Shared Services subcommittee to explore small-scale implementation

Madlin Mekelburg

Despite concerns voiced by faculty and staff, the Shared Services Steering Committee will hear recommendations for the implementation of a Shared Services pilot program next week.

The Shared Services Plan is a list of recommendations intended to reduce the University’s spending through the elimination of 500 jobs and the centralization of several University services.

Kevin Hegarty, UT’s executive vice president and chief financial officer, said the centralization will focus on services in the areas of finance, information technology, human resources and procurement. Currently, these services are offered through individual units within varying colleges and departments. Hegarty, who is the chair of the steering committee, said the elimination of 500 jobs will be made primarily through natural attrition and retirement.

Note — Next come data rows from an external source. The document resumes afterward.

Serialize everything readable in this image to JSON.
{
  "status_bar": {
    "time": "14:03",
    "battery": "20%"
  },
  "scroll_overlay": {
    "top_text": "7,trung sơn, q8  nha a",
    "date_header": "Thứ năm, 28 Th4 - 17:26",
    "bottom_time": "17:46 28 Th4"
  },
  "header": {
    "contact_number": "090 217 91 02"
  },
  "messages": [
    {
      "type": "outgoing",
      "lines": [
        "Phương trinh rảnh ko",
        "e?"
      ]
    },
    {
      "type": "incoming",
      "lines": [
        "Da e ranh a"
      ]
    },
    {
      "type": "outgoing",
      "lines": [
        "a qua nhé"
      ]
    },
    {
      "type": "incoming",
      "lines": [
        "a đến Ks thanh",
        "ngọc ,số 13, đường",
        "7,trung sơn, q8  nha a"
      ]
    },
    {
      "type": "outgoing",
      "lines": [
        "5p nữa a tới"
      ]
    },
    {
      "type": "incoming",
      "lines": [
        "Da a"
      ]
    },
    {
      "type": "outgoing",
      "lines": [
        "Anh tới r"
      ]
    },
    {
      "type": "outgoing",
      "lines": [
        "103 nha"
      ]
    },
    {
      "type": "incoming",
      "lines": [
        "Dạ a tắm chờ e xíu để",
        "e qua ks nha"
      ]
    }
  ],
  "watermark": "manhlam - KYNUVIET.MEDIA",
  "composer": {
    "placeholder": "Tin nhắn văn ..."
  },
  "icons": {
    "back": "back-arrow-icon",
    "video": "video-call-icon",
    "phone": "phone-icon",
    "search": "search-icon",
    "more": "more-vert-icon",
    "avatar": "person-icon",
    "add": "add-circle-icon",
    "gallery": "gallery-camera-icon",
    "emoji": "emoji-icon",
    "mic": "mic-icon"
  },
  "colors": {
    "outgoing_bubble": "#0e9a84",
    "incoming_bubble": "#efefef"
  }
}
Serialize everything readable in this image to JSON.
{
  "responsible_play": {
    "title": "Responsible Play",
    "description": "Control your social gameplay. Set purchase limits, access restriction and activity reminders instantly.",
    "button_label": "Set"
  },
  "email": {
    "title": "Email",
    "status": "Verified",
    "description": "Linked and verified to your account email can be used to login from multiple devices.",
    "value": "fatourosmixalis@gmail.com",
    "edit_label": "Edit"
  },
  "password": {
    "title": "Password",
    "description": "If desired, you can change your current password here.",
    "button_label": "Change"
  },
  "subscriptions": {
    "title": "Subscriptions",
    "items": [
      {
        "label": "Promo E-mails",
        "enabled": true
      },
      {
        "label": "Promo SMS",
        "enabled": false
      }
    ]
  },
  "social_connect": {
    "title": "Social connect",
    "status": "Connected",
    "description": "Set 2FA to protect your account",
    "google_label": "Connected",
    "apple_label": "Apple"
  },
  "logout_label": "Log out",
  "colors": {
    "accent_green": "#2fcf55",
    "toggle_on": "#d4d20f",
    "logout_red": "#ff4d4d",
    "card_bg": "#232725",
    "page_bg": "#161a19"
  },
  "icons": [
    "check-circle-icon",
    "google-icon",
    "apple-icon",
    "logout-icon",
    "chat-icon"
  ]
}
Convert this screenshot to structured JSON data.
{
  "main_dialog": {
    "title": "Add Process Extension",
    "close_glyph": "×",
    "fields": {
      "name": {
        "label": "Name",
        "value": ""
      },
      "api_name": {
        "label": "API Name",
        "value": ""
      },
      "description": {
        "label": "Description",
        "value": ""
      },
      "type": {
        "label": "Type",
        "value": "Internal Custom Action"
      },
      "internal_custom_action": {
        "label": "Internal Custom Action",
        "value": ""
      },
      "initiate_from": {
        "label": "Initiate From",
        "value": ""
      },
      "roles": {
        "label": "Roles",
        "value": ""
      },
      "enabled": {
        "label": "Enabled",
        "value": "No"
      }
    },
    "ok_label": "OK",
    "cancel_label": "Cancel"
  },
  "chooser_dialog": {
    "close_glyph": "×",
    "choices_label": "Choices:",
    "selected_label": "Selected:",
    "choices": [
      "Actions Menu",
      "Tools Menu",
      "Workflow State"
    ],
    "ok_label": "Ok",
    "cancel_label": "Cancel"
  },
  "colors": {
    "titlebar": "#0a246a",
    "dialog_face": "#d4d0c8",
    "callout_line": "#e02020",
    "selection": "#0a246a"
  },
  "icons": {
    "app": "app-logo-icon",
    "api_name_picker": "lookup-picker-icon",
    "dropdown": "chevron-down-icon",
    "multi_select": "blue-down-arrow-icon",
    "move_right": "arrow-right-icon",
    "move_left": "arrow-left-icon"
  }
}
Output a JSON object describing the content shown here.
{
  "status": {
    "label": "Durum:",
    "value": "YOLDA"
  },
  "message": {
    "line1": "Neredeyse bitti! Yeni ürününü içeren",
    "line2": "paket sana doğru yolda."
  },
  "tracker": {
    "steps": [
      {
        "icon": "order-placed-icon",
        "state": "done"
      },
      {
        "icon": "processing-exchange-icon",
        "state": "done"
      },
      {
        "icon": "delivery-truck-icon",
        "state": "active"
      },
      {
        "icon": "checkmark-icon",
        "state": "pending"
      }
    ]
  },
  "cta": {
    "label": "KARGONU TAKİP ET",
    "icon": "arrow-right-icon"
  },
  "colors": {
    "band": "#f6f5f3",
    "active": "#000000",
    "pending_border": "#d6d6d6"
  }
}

The committee created the pilot subcommittee after a series of campus-dialogue sessions, in which members of the steering committee sought to receive feedback from the UT community. University spokesman Kevin Almasy said the pilot program would take place in small-scale University departments on a volunteer basis to accommodate for some of the apprehension voiced in dialogue sessions. 

“As campus dialogue progressed, it became clear that there was an understanding for the rationale behind Shared Services, but that there was not a willingness for campus-wide implementation,” Almasy said.

At the last Faculty Council meeting in December, a pair of professors introduced a resolution calling for “the immediate suspension of pilot Shared Services implementation.” The resolution, which was co-authored by Dana Cloud, associate communication studies professor, and associate English professor Snehal Shingavi, supported the suspension of further implementation of the plan until more data is produced about the effects of the Shared Services Plan. The council did not vote on the resolution.

“Shared Services is expensive and risky,” Cloud said in an Opinion column she co-authored for The Daily Texan. “The proposal presents no measures of likely success or failure. We urgently need a transparent discussion of the plan’s risks.” 

Associate vice president Mary Knight, a member of the steering committee, said she understands the cautious attitude some individuals on campus have regarding Shared Services.

“There’s still skepticism, and we understand that,” Knight said. “I think it’s healthy for people to be skeptical because they’re going to provide good questions, and we’re going to have to figure out answers to those good questions.”

“I think one thing that some people are not thinking about is the plan that we are on, and that we’ve been on for the last handful of years,” Hegarty said. “We have been, as I’ve told the campus, not filling positions and not laying people off, but that is the future, if we do nothing. We will reach a point where we will have to start laying people off.”

Almasy said the committee intends to submit a final copy of their plan to President William Powers Jr. in February for him to review. 

Editors' note: This news story has been corrected to reflect the fact that Cloud co-authored an Opinion column, not an editorial, in the Texan.